Could you output every record again, exactly as given?

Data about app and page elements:
┌──

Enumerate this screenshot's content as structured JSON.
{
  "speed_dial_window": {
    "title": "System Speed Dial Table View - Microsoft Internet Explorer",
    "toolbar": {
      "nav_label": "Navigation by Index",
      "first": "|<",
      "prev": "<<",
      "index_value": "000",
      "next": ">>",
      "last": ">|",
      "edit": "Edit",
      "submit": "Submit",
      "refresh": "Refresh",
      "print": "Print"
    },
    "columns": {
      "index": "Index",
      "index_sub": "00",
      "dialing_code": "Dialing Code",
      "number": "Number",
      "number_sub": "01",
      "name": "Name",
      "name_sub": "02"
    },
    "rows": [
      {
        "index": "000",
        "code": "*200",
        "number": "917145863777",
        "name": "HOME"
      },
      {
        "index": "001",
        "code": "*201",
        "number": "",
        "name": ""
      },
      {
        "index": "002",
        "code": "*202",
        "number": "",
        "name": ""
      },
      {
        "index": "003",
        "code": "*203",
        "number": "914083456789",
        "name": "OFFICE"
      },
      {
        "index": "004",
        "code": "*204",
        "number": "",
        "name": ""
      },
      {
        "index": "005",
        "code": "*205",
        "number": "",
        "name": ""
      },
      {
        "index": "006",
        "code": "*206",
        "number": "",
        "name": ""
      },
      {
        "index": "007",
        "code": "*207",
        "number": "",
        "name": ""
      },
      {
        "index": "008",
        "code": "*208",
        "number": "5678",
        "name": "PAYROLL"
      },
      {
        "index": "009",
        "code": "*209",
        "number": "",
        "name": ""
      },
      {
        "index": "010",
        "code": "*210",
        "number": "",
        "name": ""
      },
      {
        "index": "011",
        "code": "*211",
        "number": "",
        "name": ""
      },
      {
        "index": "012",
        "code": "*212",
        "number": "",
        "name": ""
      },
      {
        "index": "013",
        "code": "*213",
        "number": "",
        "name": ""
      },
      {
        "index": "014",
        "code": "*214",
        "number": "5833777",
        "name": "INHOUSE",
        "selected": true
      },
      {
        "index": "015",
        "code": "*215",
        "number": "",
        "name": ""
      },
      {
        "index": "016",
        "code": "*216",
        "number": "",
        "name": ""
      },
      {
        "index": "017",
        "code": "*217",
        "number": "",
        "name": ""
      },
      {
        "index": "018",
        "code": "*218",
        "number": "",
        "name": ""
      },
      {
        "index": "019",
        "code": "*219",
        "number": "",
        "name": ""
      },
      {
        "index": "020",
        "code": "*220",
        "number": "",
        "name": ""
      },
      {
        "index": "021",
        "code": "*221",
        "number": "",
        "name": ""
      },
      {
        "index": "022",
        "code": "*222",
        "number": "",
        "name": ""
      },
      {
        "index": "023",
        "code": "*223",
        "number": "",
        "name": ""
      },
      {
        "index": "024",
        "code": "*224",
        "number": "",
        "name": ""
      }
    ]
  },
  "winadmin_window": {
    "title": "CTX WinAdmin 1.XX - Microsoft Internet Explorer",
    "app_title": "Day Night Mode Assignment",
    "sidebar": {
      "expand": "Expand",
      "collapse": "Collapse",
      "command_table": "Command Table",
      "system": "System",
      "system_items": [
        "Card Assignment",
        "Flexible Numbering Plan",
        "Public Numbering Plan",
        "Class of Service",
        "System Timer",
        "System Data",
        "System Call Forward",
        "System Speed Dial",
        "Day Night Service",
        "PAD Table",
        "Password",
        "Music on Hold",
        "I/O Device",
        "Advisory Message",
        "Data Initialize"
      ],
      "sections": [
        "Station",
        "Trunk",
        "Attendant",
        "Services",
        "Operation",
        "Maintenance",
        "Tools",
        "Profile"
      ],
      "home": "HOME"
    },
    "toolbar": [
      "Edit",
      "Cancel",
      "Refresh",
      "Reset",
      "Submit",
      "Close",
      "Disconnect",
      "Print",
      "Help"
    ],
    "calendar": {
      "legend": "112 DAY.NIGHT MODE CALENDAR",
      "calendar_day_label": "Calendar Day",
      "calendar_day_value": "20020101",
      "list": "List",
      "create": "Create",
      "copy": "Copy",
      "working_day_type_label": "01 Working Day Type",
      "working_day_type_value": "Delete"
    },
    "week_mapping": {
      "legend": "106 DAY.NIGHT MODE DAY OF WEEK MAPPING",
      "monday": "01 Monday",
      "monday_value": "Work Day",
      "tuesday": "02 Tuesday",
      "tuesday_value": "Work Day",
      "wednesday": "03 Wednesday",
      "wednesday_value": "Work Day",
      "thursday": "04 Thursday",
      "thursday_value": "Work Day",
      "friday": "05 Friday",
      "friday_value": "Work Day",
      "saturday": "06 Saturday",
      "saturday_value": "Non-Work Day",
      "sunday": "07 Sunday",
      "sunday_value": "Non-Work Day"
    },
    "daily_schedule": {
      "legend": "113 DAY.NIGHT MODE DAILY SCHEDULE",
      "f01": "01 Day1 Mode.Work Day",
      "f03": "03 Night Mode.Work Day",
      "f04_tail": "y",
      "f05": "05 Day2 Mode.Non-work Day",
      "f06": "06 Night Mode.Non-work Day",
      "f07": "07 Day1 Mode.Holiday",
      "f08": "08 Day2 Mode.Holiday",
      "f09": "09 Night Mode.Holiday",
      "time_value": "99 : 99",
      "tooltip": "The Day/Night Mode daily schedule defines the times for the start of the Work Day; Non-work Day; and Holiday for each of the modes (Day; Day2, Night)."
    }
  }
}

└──

## Task solution
Enumerate this screenshot's content as structured JSON.
{
  "speed_dial_window": {
    "title": "System Speed Dial Table View - Microsoft Internet Explorer",
    "toolbar": {
      "nav_label": "Navigation by Index",
      "first": "|<",
      "prev": "<<",
      "index_value": "000",
      "next": ">>",
      "last": ">|",
      "edit": "Edit",
      "submit": "Submit",
      "refresh": "Refresh",
      "print": "Print"
    },
    "columns": {
      "index": "Index",
      "index_sub": "00",
      "dialing_code": "Dialing Code",
      "number": "Number",
      "number_sub": "01",
      "name": "Name",
      "name_sub": "02"
    },
    "rows": [
      {
        "index": "000",
        "code": "*200",
        "number": "917145863777",
        "name": "HOME"
      },
      {
        "index": "001",
        "code": "*201",
        "number": "",
        "name": ""
      },
      {
        "index": "002",
        "code": "*202",
        "number": "",
        "name": ""
      },
      {
        "index": "003",
        "code": "*203",
        "number": "914083456789",
        "name": "OFFICE"
      },
      {
        "index": "004",
        "code": "*204",
        "number": "",
        "name": ""
      },
      {
        "index": "005",
        "code": "*205",
        "number": "",
        "name": ""
      },
      {
        "index": "006",
        "code": "*206",
        "number": "",
        "name": ""
      },
      {
        "index": "007",
        "code": "*207",
        "number": "",
        "name": ""
      },
      {
        "index": "008",
        "code": "*208",
        "number": "5678",
        "name": "PAYROLL"
      },
      {
        "index": "009",
        "code": "*209",
        "number": "",
        "name": ""
      },
      {
        "index": "010",
        "code": "*210",
        "number": "",
        "name": ""
      },
      {
        "index": "011",
        "code": "*211",
        "number": "",
        "name": ""
      },
      {
        "index": "012",
        "code": "*212",
        "number": "",
        "name": ""
      },
      {
        "index": "013",
        "code": "*213",
        "number": "",
        "name": ""
      },
      {
        "index": "014",
        "code": "*214",
        "number": "5833777",
        "name": "INHOUSE",
        "selected": true
      },
      {
        "index": "015",
        "code": "*215",
        "number": "",
        "name": ""
      },
      {
        "index": "016",
        "code": "*216",
        "number": "",
        "name": ""
      },
      {
        "index": "017",
        "code": "*217",
        "number": "",
        "name": ""
      },
      {
        "index": "018",
        "code": "*218",
        "number": "",
        "name": ""
      },
      {
        "index": "019",
        "code": "*219",
        "number": "",
        "name": ""
      },
      {
        "index": "020",
        "code": "*220",
        "number": "",
        "name": ""
      },
      {
        "index": "021",
        "code": "*221",
        "number": "",
        "name": ""
      },
      {
        "index": "022",
        "code": "*222",
        "number": "",
        "name": ""
      },
      {
        "index": "023",
        "code": "*223",
        "number": "",
        "name": ""
      },
      {
        "index": "024",
        "code": "*224",
        "number": "",
        "name": ""
      }
    ]
  },
  "winadmin_window": {
    "title": "CTX WinAdmin 1.XX - Microsoft Internet Explorer",
    "app_title": "Day Night Mode Assignment",
    "sidebar": {
      "expand": "Expand",
      "collapse": "Collapse",
      "command_table": "Command Table",
      "system": "System",
      "system_items": [
        "Card Assignment",
        "Flexible Numbering Plan",
        "Public Numbering Plan",
        "Class of Service",
        "System Timer",
        "System Data",
        "System Call Forward",
        "System Speed Dial",
        "Day Night Service",
        "PAD Table",
        "Password",
        "Music on Hold",
        "I/O Device",
        "Advisory Message",
        "Data Initialize"
      ],
      "sections": [
        "Station",
        "Trunk",
        "Attendant",
        "Services",
        "Operation",
        "Maintenance",
        "Tools",
        "Profile"
      ],
      "home": "HOME"
    },
    "toolbar": [
      "Edit",
      "Cancel",
      "Refresh",
      "Reset",
      "Submit",
      "Close",
      "Disconnect",
      "Print",
      "Help"
    ],
    "calendar": {
      "legend": "112 DAY.NIGHT MODE CALENDAR",
      "calendar_day_label": "Calendar Day",
      "calendar_day_value": "20020101",
      "list": "List",
      "create": "Create",
      "copy": "Copy",
      "working_day_type_label": "01 Working Day Type",
      "working_day_type_value": "Delete"
    },
    "week_mapping": {
      "legend": "106 DAY.NIGHT MODE DAY OF WEEK MAPPING",
      "monday": "01 Monday",
      "monday_value": "Work Day",
      "tuesday": "02 Tuesday",
      "tuesday_value": "Work Day",
      "wednesday": "03 Wednesday",
      "wednesday_value": "Work Day",
      "thursday": "04 Thursday",
      "thursday_value": "Work Day",
      "friday": "05 Friday",
      "friday_value": "Work Day",
      "saturday": "06 Saturday",
      "saturday_value": "Non-Work Day",
      "sunday": "07 Sunday",
      "sunday_value": "Non-Work Day"
    },
    "daily_schedule": {
      "legend": "113 DAY.NIGHT MODE DAILY SCHEDULE",
      "f01": "01 Day1 Mode.Work Day",
      "f03": "03 Night Mode.Work Day",
      "f04_tail": "y",
      "f05": "05 Day2 Mode.Non-work Day",
      "f06": "06 Night Mode.Non-work Day",
      "f07": "07 Day1 Mode.Holiday",
      "f08": "08 Day2 Mode.Holiday",
      "f09": "09 Night Mode.Holiday",
      "time_value": "99 : 99",
      "tooltip": "The Day/Night Mode daily schedule defines the times for the start of the Work Day; Non-work Day; and Holiday for each of the modes (Day; Day2, Night)."
    }
  }
}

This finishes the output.